Unfortunately, along with the hole in this woman's uterus, are tons of holes in the logic of this story. While I feel very badly for her - as uterine rupture is probably the worst nightmare of every laboring woman attempting a VBAC - I just can't wrap my head around this story. The woman is suing her insurance company - not her doctor - because they didn't warn her about the dangers of a VBAC. Apparently, the baby was deprived of oxygen for TWELVE FREAKING MINUTES (and that's the insurance company's fault?!) and, not surprisingly, suffered permanent brain damage. The laboring mom, to her credit, no doubt knew something was up and asked for an immediate c-section, to which her doctor apparently answered, "Shut up." What?!
I'm puzzled why, then, the doctor himself isn't being sued for malpractice. Where were medical staff during that 12 minutes? Hunting down an anesthesiologist to do a crash c/s? Going out for coffee? Who knows. I don't want to sound too critical, because a mother and child were severely injured in this incident. But unfortunately, because of the crappy reporting this news station did, and the nature of this whacked out lawsuit, it paints a horrible, although unrealistic, picture here.
I'm also curious what part Pitocin played in this birth, since it can cause more painful, stronger contractions that can increase the risk of rupture in a laboring woman with a prior uterine scar. (In fact, they can happen even before labor begins, in a woman with a prior scar.) My own doctor tried to scare me with stories of rupture when I told him of my plan to VBAC, saying he'd had at least two patients experience a rupture. I then asked, "And did those women receive Pitocin while in labor?" He didn't have much to say in response and brushed off my question, saying he didn't remember. With all the births I'm sure his practice has attended, and so few of them resulting in rupture, you better believe he remembered. That's not something you very easily forget, I'm sure.
I would like to know where this attorney is when countless women are basically forced into having unnecessary c-sections, for failed inductions their doctors know won't work; for suspected 'large' babies who end up being born hovering at around 6 pounds; for women who fail to progress because some overbearing doctor with the bedside manner of a goat has his fingers up your you-know-what while you're trying to relax and forget your surroundings and dilate enough to give birth, all while in a timeframe that suits his golf schedule. Where is this attorney then, representing all those women who are essentially coerced into giving birth according to how the doctor wants it done, instead of being allowed to let their bodies do what they were created to do?

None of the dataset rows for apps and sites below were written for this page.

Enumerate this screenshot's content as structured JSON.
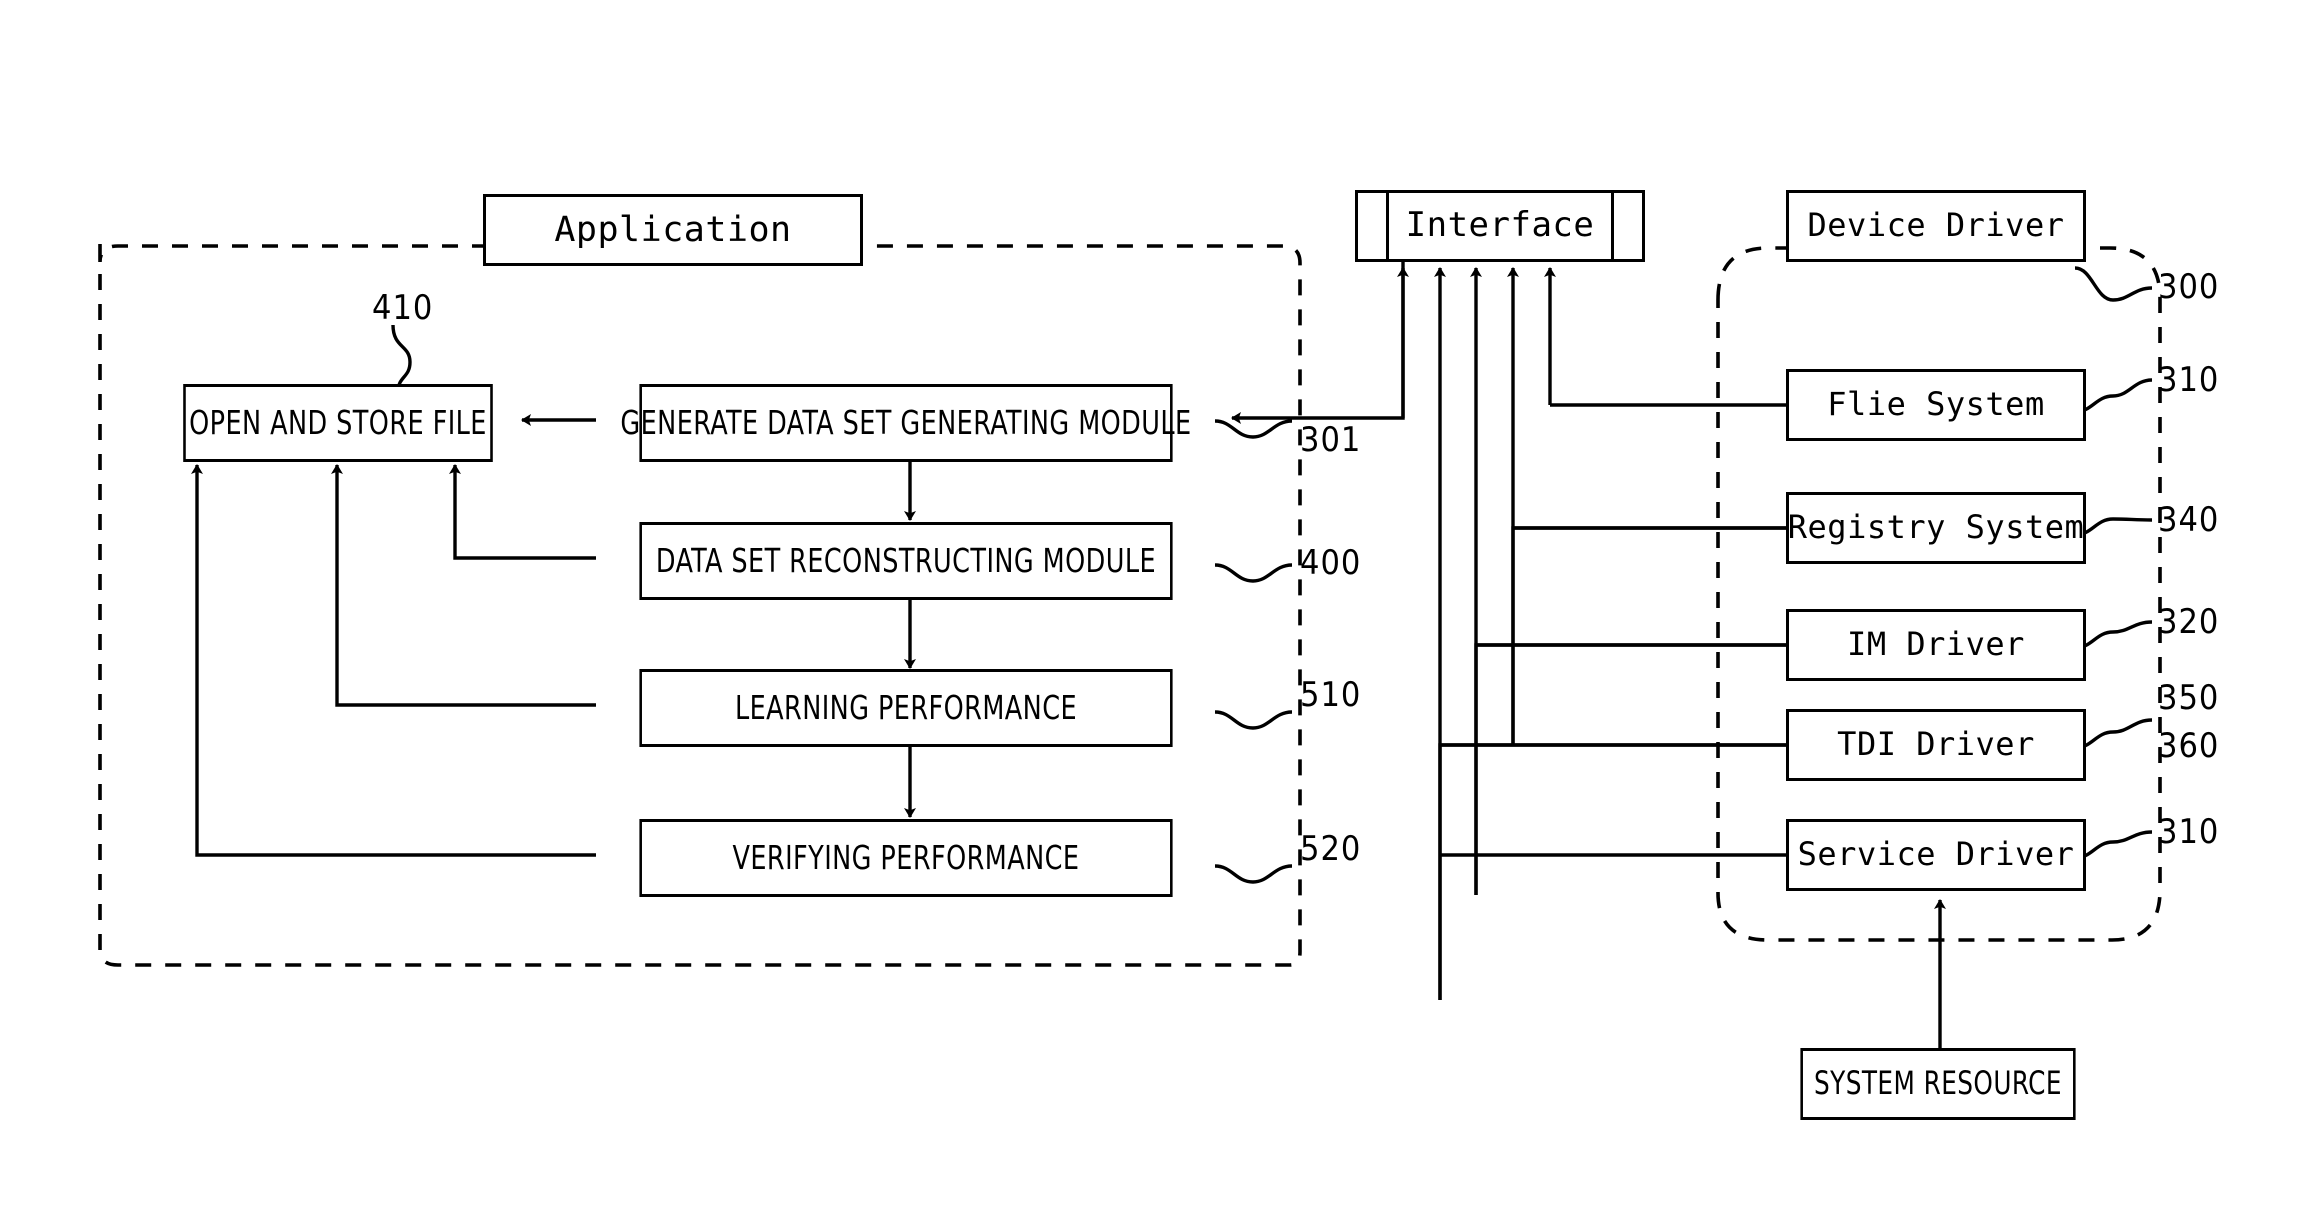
{
  "figure": {
    "domain_note": "patent block diagram",
    "application_group": {
      "label": "Application",
      "boundary_style": "dashed"
    },
    "interface": {
      "label": "Interface"
    },
    "os_group": {
      "boundary_style": "dashed",
      "ref": "300"
    }
  },
  "application_blocks": [
    {
      "id": "open_store",
      "label": "OPEN AND STORE FILE",
      "ref": "410"
    },
    {
      "id": "generate",
      "label": "GENERATE DATA SET GENERATING MODULE",
      "ref": "301"
    },
    {
      "id": "reconstruct",
      "label": "DATA SET RECONSTRUCTING MODULE",
      "ref": "400"
    },
    {
      "id": "learning",
      "label": "LEARNING PERFORMANCE",
      "ref": "510"
    },
    {
      "id": "verifying",
      "label": "VERIFYING PERFORMANCE",
      "ref": "520"
    }
  ],
  "os_blocks": [
    {
      "id": "device_driver",
      "label": "Device Driver",
      "ref": "300"
    },
    {
      "id": "file_system",
      "label": "Flie System",
      "ref": "310"
    },
    {
      "id": "registry_system",
      "label": "Registry System",
      "ref": "340"
    },
    {
      "id": "im_driver",
      "label": "IM Driver",
      "ref": "320"
    },
    {
      "id": "tdi_driver",
      "label": "TDI Driver",
      "ref": "350",
      "ref2": "360"
    },
    {
      "id": "service_driver",
      "label": "Service Driver",
      "ref": "310"
    }
  ],
  "system_resource": {
    "label": "SYSTEM RESOURCE"
  },
  "reference_numbers": {
    "app_410": "410",
    "app_301": "301",
    "app_400": "400",
    "app_510": "510",
    "app_520": "520",
    "os_300": "300",
    "os_310_file": "310",
    "os_340": "340",
    "os_320": "320",
    "os_350": "350",
    "os_360": "360",
    "os_310_service": "310"
  },
  "colors": {
    "line": "#000000",
    "background": "#ffffff"
  }
}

Of course the sensationalist reporting of this news broadcast does nothing to further the cause, only cement in the minds of women within the viewing area that 'the procedure' is a dangerous one and is to be avoided at all costs. Never mind that c-sections can also result in traumatic damage to a woman's body, and babies can die as a result of bad sections, as well.
Unfortunately this case leaves me with a lot of questions that will no doubt go unanswered, since I couldn't find any information on it. On Dr. (yes, doctor) Fagel's website, it doesn't mention a whit about what his prior experience was in the medical field, only that he graduated from the Illinois Medical College of Medicine (huh?) in 1972 and then received a law degree in 1982. Exactly how much medicine did he practice, then, in that ten-year period, what with going to law school during that time? My guess is not much.